HOW TO COMPLETE THIS TASK:
Go through the records and show each line where the word "title" occurs.

Data about app and page elements:
________

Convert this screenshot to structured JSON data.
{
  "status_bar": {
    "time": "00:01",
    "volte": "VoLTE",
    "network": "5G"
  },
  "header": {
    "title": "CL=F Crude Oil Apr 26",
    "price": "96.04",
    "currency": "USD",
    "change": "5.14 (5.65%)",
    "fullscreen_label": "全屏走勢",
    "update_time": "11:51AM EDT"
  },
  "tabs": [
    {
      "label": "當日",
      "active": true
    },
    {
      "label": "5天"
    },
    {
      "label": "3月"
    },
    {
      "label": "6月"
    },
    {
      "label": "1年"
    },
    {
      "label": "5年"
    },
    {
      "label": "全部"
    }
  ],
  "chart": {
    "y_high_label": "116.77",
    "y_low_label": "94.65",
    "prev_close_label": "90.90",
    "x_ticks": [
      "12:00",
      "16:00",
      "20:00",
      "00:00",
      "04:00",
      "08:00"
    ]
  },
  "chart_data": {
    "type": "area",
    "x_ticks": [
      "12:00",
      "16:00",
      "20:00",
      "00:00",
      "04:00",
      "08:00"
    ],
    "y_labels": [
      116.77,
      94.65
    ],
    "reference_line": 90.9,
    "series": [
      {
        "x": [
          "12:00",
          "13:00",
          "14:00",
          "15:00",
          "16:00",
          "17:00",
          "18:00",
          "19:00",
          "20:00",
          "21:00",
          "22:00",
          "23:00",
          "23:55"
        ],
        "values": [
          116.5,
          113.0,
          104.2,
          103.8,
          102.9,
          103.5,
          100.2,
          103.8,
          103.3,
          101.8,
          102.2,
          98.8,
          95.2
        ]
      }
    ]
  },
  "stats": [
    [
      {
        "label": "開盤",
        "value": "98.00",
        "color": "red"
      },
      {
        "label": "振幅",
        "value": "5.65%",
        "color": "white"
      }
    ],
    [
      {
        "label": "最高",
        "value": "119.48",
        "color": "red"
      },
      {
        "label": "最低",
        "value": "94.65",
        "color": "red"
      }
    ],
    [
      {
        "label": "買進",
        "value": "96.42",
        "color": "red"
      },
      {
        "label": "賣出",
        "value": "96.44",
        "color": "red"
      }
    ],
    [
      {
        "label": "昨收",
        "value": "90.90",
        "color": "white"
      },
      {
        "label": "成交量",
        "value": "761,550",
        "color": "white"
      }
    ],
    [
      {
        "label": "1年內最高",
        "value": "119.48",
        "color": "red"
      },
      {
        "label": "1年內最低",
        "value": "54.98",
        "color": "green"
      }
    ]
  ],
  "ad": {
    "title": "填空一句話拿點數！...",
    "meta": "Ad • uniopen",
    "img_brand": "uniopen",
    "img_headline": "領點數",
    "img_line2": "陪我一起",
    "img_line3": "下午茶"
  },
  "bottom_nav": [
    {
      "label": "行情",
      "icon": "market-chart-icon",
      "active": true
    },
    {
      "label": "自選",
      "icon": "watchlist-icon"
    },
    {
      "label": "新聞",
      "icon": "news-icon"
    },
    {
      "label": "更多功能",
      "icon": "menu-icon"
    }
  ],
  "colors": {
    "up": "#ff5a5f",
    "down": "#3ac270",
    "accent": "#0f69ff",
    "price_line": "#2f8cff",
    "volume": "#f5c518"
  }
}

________

ANSWER SPACE:
    "title": "CL=F Crude Oil Apr 26",
    "title": "填空一句話拿點數！...",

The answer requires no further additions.